What the task asks. Look through the records, and whenever a line includes the word "Type", copy it.

__________

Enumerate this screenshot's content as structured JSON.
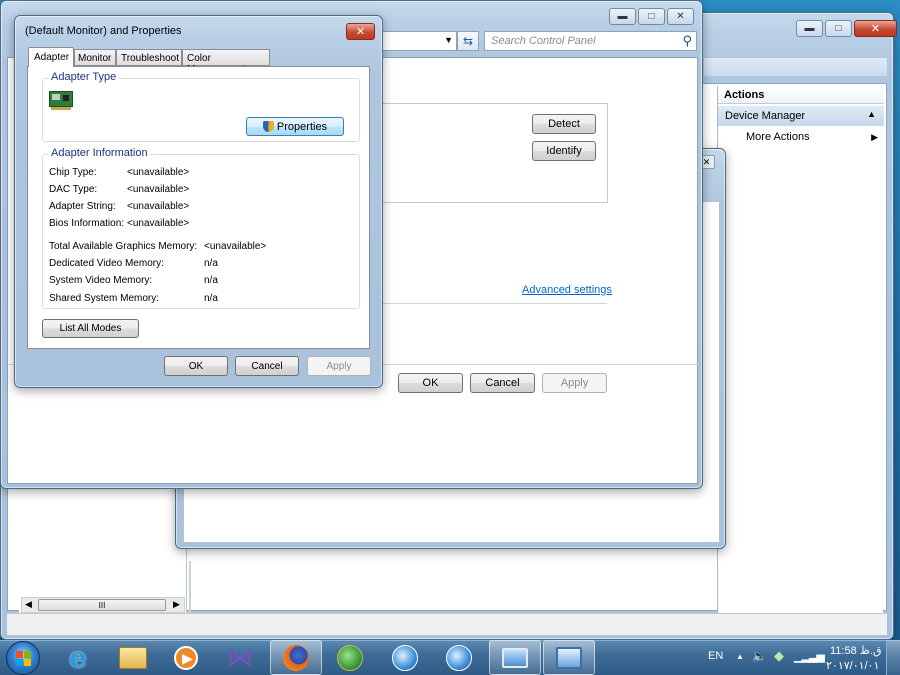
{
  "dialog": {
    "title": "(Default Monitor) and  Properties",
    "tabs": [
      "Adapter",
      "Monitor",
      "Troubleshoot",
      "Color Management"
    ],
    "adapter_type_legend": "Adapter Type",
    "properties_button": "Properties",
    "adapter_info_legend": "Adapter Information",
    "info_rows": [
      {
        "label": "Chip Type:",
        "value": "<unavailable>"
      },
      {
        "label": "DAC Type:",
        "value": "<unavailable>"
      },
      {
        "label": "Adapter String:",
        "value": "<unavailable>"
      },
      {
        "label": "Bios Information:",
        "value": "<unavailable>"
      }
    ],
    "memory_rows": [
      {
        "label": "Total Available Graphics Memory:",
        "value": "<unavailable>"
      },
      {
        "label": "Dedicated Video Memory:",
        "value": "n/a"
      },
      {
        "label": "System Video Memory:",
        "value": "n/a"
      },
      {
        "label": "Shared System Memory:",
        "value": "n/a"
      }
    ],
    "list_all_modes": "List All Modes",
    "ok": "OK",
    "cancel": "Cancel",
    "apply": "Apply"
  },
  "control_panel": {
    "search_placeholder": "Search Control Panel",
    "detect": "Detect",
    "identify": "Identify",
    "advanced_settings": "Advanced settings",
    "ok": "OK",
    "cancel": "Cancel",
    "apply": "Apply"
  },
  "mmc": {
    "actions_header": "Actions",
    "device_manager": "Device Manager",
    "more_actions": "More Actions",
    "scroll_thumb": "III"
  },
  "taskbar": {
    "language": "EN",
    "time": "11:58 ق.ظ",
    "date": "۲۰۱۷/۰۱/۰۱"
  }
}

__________

Reply to the task.
    "adapter_type_legend": "Adapter Type",
        "label": "Chip Type:",
        "label": "DAC Type:",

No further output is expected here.